Well, it’s completely individual, but to each of us, each ‘brand’ represents a set of associations which make the brand in question mean something to us. The idea being that this meaning becomes something which encourages you to feel close to and make favourable purchase decisions relating to that brand.

If I take into consideration the brand I manage – Felix – the average consumer thinks of several elements. Felix’s distinctive animated black and white world with its focal Felix the cat character. They think of their own cat when they see how our mischievous moggie Felix behaves. They feel that sense of wicked joy from seeing Felix the cat stirring up mischief.

And it doesn’t stop there; they see our wave of Felix blue, the unrivalled variety of flavours when they head to the fixture in store, a sign that others, like them love the product. They know the smell and look of our succulent, meaty pieces and feel the warmth from their cat when they tuck into their delicious dinner. They laugh at the pictures of their furry friend choosing to play in the box their food came in, instead of their expensive scratching post castle.

All these thoughts, sights and smells make up what Felix means for a consumer. It is these distinct elements that have helped to build the brand’s positioning as the number 1 pet food brand in the UK, according to data from IRI.

Sonic cues
But with such a distinct brand personality, and visual assets building consumers’ view of Felix, the teams at Purina and AFG thought to themselves, what do consumers hear?

It seems it’s a relevant question.
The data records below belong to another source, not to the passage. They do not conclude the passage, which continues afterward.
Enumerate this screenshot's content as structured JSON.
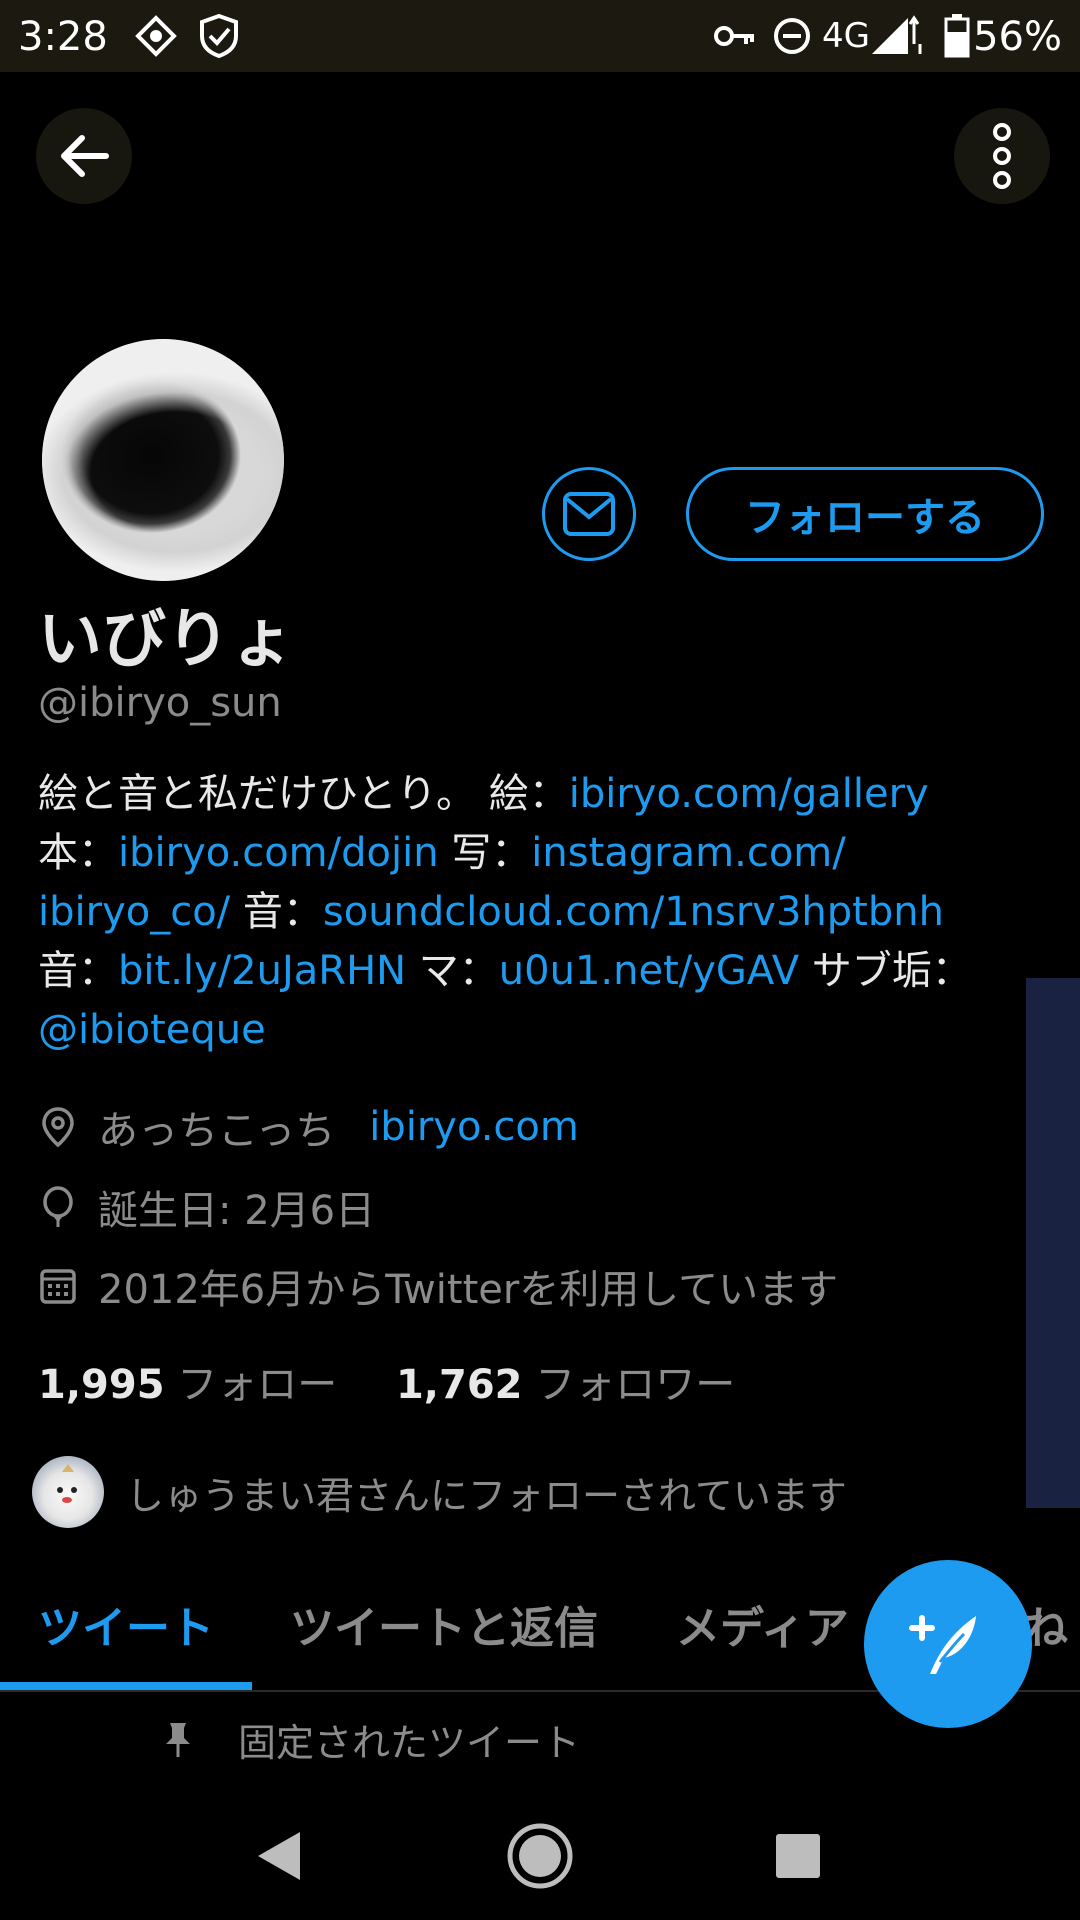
{
  "status_bar": {
    "time": "3:28",
    "network": "4G",
    "battery": "56%",
    "icons": [
      "location-diamond-icon",
      "shield-check-icon",
      "key-icon",
      "do-not-disturb-icon",
      "signal-icon",
      "battery-icon"
    ]
  },
  "header": {
    "back_icon": "arrow-left-icon",
    "menu_icon": "more-vertical-icon"
  },
  "profile": {
    "name": "いびりょ",
    "handle": "@ibiryo_sun",
    "follow_label": "フォローする",
    "dm_icon": "mail-icon"
  },
  "bio": {
    "line1_text": "絵と音と私だけひとり。 絵：",
    "line1_link": "ibiryo.com/gallery",
    "line2_prefix": "本：",
    "line2_link": "ibiryo.com/dojin",
    "line2_mid": " 写：",
    "line2_link2": "instagram.com/",
    "line3_link": "ibiryo_co/",
    "line3_mid": " 音：",
    "line3_link2": "soundcloud.com/1nsrv3hptbnh",
    "line4_prefix": "音：",
    "line4_link": "bit.ly/2uJaRHN",
    "line4_mid": " マ：",
    "line4_link2": "u0u1.net/yGAV",
    "line4_suffix": " サブ垢：",
    "line5_link": "@ibioteque"
  },
  "meta": {
    "location": "あっちこっち",
    "website": "ibiryo.com",
    "birthday": "誕生日: 2月6日",
    "joined": "2012年6月からTwitterを利用しています"
  },
  "counts": {
    "following_count": "1,995",
    "following_label": "フォロー",
    "followers_count": "1,762",
    "followers_label": "フォロワー"
  },
  "followed_by": "しゅうまい君さんにフォローされています",
  "tabs": [
    {
      "label": "ツイート",
      "active": true
    },
    {
      "label": "ツイートと返信",
      "active": false
    },
    {
      "label": "メディア",
      "active": false
    },
    {
      "label": "ね",
      "active": false
    }
  ],
  "pinned_label": "固定されたツイート",
  "fab_icon": "compose-tweet-icon",
  "accent_color": "#1d9bf0"
}
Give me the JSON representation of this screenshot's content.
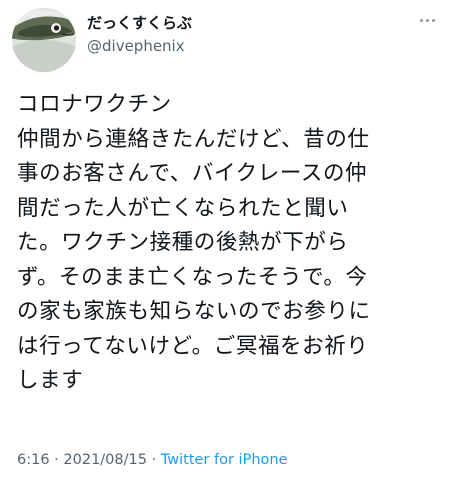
{
  "tweet": {
    "display_name": "だっくすくらぶ",
    "handle": "@divephenix",
    "more_icon": "more-horizontal-icon",
    "text": "コロナワクチン\n仲間から連絡きたんだけど、昔の仕\n事のお客さんで、バイクレースの仲\n間だった人が亡くなられたと聞い\nた。ワクチン接種の後熱が下がら\nず。そのまま亡くなったそうで。今\nの家も家族も知らないのでお参りに\nは行ってないけど。ご冥福をお祈り\nします",
    "time": "6:16",
    "separator_1": " · ",
    "date": "2021/08/15",
    "separator_2": " · ",
    "source": "Twitter for iPhone"
  },
  "colors": {
    "text_primary": "#0f1419",
    "text_secondary": "#536471",
    "link": "#1d9bf0",
    "background": "#ffffff"
  }
}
In fact, recent research by Ipsos reveals that, although used in less than 10 per cent of cases in the dataset, creatives that use sonic brand cues are notably 8.53 times more likely to appear in the high tercile on branded attention, (Source: Ipsos Creative Excellence Video Ad Meta-Analysis, 2,015 USA cases.) This isn’t surprising if you think about it – many iconic brands have their iconic sounds attached.

Switch on your imagination for a second and think of the sound you associate with a Windows PC turning off; the metallic heartbeat of Audi at the end of their advertising; or the orchestral music which fills you with childhood magic at the start of a Disney film – each offering you a different feeling and thought, but each distinctly associated with the brands aforementioned.

But, it seems that even though sonic cues have been empirically shown to drive strong brand linkage and attention, they are being under-utilised within the toolkit for brand owners today.

One reason might lie in the evolution of our communication tactics over the last 10 years, particularly in relation to the rise of ‘sound-off’ placements prevalent on mobile-first, social media platforms. But, with sound-led platforms such as Tik Tok amassing over 13m active users, and the giants at Meta introducing more sound-on, long-form placements such as ‘watch’, effective sonic strategies are likely to become more relevant and important over the next 10 years.

One might argue this is part of the reason as to why sonic cues are so powerful, that in a world where consumers are bombarded with over 10,000 pieces of advertising per day, a brand attribute which is underutilised but distinct can stand out much more. This may be true, and perhaps if all brands used sonic cues, they would become less effective over time. However, like a visual logo, distinctiveness through sound is possible and ultimately, using an additional sense, can only heighten your perception of a brand – not diminish it, leaving me strongly in its favour. 

So I finish with this: a research statistic by Havas Media which states that people wouldn’t care if 77 per cent of brands disappeared. (Source: Havas Media 2019 Meaningful Brands Report.) It's a statistic which only exemplifies why we as marketeers have a long way to go in terms of building strong brands that will stand the test of time. It’s our job to build brand associations in a consistent way, to make ‘the brand’ mean something, more strongly, to more relevant people, so that ultimately consumers choose to pay for us.

Building a sonic identity into your brand’s attributes is an untapped, but powerful tool in your armoury. So, next time you consider what your brand’s identity looks like – also spend some time to think, what does your brand sound like?